Before that, Adam, who received his juris doctorate from New York University School of Law, was a lawyer with Paul, Weiss, Rifkind, Wharton & Garrison and with Corbin Silverman & Sanseverino, both New York firms, and was a law clerk to Judge Loretta A. Preska of the U.S. District Court for the Southern District of New York.
In other law firm news this week:
- Gabriel Ramsey is joining Crowell & Moring LLP as partner in the firm’s Litigation and Privacy & Cybersecurity Practice groups in San Francisco. Ramsey, a California trial lawyer, has 17 years of experience handling complex technology litigation, with a focus on intellectual property and cybersecurity. He advises clients on investigations and litigation concerning cybercrime, as well as enforcement matters involving patents, trade secrets, fraud, and other commercial disputes.
- R. Stephen Stigall, the former attorney in charge of U.S. Attorney’s Office in Camden, N.J., is joining Ballard Spahr as a partner in the firm’s New Jersey and Philadelphia offices. During 16 years as an assistant U.S. attorney, Stigall led multiagency government investigations and prosecuted white-collar cases involving securities, banking, health care, and mortgage fraud as well as corporate embezzlement, bribery, and export violations.
- David W. Smith is joining the corporate trust group of Pryor Cashman LLP in New York. He previously worked in the corporate trust department of the Bank of New York Mellon and, in his new position, will work on bank and other client deals involving domestic and international financings, public and private debt financings, and securitizations.
- Lori A. Mills is joining Duane Morris LLP’s Cherry Hill, N.J., office as a partner in the firm’s Energy, Environment and Resources Practice Group. Formerly a partner at Drinker Biddle & Reath LLP, Mills handles complex, multiparty environmental litigation and also advises clients with respect to the environmental implications of real estate and corporate transactions. She has extensive experience in environmental compliance and enforcement actions.
- Hugh J. Marbury, an experienced intellectual property litigator, is joining Cozen O’Connor in its intellectual property department. A former partner at DLA Piper, Marbury will serve as a lead trial lawyer overseeing intellectual property and commercial litigation matters in Cozen O’Connor’s Washington office, which helps its clients acquire, manage, and protect intellectual property.
- Two health-care lawyers, Susan Feigin Harris and Donna S. Clark, are joining the Houston office of Morgan Lewis. The lawyers have represented hospitals, health systems, and other medical providers in an array of regulatory, transactional, litigation, and government investigations matters. Additional partners, of counsel attorneys, associates and others are expected to join Harris and Clark later this month.
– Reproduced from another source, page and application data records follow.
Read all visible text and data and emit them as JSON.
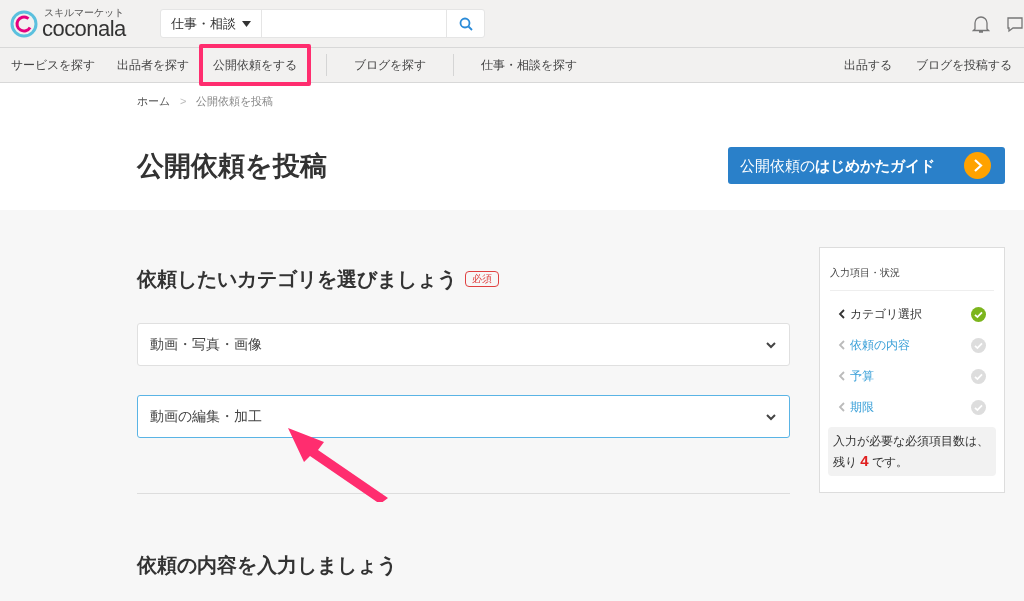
{
  "header": {
    "logo_small": "スキルマーケット",
    "logo": "coconala",
    "search_category": "仕事・相談"
  },
  "nav": {
    "left": [
      {
        "label": "サービスを探す",
        "highlighted": false,
        "divider_after": false
      },
      {
        "label": "出品者を探す",
        "highlighted": false,
        "divider_after": false
      },
      {
        "label": "公開依頼をする",
        "highlighted": true,
        "divider_after": true
      },
      {
        "label": "ブログを探す",
        "highlighted": false,
        "divider_after": true
      },
      {
        "label": "仕事・相談を探す",
        "highlighted": false,
        "divider_after": false
      }
    ],
    "right": [
      "出品する",
      "ブログを投稿する"
    ]
  },
  "breadcrumb": [
    "ホーム",
    "公開依頼を投稿"
  ],
  "breadcrumb_separator": ">",
  "page_title": "公開依頼を投稿",
  "guide_button": {
    "prefix": "公開依頼の",
    "bold": "はじめかたガイド"
  },
  "section1": {
    "heading": "依頼したいカテゴリを選びましょう",
    "badge": "必須",
    "selects": [
      {
        "value": "動画・写真・画像",
        "focused": false
      },
      {
        "value": "動画の編集・加工",
        "focused": true
      }
    ]
  },
  "section2": {
    "heading": "依頼の内容を入力しましょう"
  },
  "status_panel": {
    "title": "入力項目・状況",
    "items": [
      {
        "label": "カテゴリ選択",
        "selected": true,
        "done": true
      },
      {
        "label": "依頼の内容",
        "selected": false,
        "done": false
      },
      {
        "label": "予算",
        "selected": false,
        "done": false
      },
      {
        "label": "期限",
        "selected": false,
        "done": false
      }
    ],
    "remaining_prefix": "入力が必要な必須項目数は、",
    "remaining_pre": "残り",
    "remaining_count": "4",
    "remaining_suffix": "です。"
  },
  "annotation_arrow": true
}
- Xiaoyan Zhang is joining Reed Smith’s global Information Technology, Privacy and Data Security group in San Francisco as counsel. She was formerly in the Hong Kong and Shanghai offices of Mayer Brown JSM, where she led the firm’s China intellectual property and technology, media, and telecommunications practice.